- [WHAT YOU SHOULD DO] Each record should be written out exactly as given.

- [RAW DATA]
○ ○ ○ ○
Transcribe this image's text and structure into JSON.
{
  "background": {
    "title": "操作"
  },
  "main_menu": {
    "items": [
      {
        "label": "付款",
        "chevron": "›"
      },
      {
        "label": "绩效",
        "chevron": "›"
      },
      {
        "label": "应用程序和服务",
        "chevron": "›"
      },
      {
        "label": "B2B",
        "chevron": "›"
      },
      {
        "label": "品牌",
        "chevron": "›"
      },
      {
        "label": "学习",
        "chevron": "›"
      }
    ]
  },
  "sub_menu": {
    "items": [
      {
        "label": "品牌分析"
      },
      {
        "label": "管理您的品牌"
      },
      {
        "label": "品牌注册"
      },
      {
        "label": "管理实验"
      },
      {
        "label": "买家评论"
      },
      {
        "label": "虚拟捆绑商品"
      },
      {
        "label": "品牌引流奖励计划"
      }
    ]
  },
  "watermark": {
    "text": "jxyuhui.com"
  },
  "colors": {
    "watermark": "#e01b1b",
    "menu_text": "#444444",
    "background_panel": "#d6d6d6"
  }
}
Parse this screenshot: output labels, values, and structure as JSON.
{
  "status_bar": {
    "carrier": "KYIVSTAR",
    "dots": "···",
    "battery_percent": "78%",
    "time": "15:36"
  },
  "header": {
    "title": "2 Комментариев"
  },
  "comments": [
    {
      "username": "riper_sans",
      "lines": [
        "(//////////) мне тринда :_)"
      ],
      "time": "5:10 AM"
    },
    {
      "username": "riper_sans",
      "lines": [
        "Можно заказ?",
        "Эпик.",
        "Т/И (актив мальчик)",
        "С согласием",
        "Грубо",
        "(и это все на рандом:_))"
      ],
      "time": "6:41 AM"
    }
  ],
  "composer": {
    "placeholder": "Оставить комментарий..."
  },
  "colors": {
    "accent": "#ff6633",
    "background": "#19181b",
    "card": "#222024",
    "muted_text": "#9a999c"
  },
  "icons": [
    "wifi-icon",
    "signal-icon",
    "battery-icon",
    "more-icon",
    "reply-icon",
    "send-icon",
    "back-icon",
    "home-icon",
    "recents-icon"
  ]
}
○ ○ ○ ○
- [FINAL ANSWER]
Transcribe this image's text and structure into JSON.
{
  "background": {
    "title": "操作"
  },
  "main_menu": {
    "items": [
      {
        "label": "付款",
        "chevron": "›"
      },
      {
        "label": "绩效",
        "chevron": "›"
      },
      {
        "label": "应用程序和服务",
        "chevron": "›"
      },
      {
        "label": "B2B",
        "chevron": "›"
      },
      {
        "label": "品牌",
        "chevron": "›"
      },
      {
        "label": "学习",
        "chevron": "›"
      }
    ]
  },
  "sub_menu": {
    "items": [
      {
        "label": "品牌分析"
      },
      {
        "label": "管理您的品牌"
      },
      {
        "label": "品牌注册"
      },
      {
        "label": "管理实验"
      },
      {
        "label": "买家评论"
      },
      {
        "label": "虚拟捆绑商品"
      },
      {
        "label": "品牌引流奖励计划"
      }
    ]
  },
  "watermark": {
    "text": "jxyuhui.com"
  },
  "colors": {
    "watermark": "#e01b1b",
    "menu_text": "#444444",
    "background_panel": "#d6d6d6"
  }
}
Parse this screenshot: output labels, values, and structure as JSON.
{
  "status_bar": {
    "carrier": "KYIVSTAR",
    "dots": "···",
    "battery_percent": "78%",
    "time": "15:36"
  },
  "header": {
    "title": "2 Комментариев"
  },
  "comments": [
    {
      "username": "riper_sans",
      "lines": [
        "(//////////) мне тринда :_)"
      ],
      "time": "5:10 AM"
    },
    {
      "username": "riper_sans",
      "lines": [
        "Можно заказ?",
        "Эпик.",
        "Т/И (актив мальчик)",
        "С согласием",
        "Грубо",
        "(и это все на рандом:_))"
      ],
      "time": "6:41 AM"
    }
  ],
  "composer": {
    "placeholder": "Оставить комментарий..."
  },
  "colors": {
    "accent": "#ff6633",
    "background": "#19181b",
    "card": "#222024",
    "muted_text": "#9a999c"
  },
  "icons": [
    "wifi-icon",
    "signal-icon",
    "battery-icon",
    "more-icon",
    "reply-icon",
    "send-icon",
    "back-icon",
    "home-icon",
    "recents-icon"
  ]
}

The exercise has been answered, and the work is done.